> [Problem details]
Find every line in the records that holds the string "image". Copy each one.

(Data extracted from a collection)
Segment Open

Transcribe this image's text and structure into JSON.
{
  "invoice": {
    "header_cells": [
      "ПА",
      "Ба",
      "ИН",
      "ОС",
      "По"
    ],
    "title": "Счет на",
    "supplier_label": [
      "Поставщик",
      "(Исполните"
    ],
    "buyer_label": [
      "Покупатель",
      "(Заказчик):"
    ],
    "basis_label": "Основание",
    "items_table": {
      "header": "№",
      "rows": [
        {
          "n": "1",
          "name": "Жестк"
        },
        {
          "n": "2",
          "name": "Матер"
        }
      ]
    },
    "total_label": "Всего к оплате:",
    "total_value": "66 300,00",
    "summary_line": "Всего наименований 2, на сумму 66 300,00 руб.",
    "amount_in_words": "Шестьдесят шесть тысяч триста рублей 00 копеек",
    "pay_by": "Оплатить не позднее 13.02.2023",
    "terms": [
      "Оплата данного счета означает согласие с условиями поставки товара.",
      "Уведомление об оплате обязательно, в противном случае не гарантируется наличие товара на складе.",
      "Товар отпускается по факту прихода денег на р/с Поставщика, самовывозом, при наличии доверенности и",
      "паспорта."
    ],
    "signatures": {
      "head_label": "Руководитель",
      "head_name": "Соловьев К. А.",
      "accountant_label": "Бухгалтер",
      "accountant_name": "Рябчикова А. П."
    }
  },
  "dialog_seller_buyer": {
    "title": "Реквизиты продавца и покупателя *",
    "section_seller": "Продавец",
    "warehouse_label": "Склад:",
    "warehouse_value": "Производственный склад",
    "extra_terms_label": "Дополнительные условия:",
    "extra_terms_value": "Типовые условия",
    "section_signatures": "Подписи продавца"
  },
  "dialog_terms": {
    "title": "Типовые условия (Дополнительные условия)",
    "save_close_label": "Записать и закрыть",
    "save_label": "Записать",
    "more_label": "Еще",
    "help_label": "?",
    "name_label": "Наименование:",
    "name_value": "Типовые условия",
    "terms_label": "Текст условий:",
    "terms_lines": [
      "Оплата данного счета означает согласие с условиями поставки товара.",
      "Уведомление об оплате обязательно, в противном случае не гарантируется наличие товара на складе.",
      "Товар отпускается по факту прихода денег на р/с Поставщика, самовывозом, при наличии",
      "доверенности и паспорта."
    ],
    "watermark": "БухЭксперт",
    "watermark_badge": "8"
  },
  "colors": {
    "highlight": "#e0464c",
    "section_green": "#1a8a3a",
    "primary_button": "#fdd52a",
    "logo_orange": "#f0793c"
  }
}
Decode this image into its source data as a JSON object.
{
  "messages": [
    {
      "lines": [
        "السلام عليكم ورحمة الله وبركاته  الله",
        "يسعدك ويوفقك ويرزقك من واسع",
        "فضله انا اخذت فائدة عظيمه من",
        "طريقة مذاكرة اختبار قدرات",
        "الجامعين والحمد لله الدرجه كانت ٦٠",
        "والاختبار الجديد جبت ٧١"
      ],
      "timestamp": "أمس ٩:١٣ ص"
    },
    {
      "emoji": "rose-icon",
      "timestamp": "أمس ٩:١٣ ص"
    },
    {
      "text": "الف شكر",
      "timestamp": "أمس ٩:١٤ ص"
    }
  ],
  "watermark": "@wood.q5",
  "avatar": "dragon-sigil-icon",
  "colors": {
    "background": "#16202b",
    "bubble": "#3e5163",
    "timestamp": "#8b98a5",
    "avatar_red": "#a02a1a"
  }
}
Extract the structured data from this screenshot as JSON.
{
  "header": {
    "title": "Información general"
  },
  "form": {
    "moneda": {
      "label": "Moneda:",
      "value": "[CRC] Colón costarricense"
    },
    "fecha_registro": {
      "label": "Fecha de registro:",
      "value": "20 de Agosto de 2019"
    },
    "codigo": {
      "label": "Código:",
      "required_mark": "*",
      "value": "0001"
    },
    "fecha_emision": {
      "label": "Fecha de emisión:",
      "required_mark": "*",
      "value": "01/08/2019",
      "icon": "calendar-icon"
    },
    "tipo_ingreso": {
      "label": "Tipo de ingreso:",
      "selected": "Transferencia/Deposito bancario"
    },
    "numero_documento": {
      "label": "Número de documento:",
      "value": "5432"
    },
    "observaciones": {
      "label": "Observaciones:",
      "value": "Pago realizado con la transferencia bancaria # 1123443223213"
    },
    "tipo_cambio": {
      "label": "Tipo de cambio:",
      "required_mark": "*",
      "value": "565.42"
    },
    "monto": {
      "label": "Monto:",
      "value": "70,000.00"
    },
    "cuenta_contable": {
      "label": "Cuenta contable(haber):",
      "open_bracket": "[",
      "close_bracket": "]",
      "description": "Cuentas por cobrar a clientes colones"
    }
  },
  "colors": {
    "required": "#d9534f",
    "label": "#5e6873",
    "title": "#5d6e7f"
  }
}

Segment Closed

> [Solution for this exercise]
Transcribe this image's text and structure into JSON.
Decode this image into its source data as a JSON object.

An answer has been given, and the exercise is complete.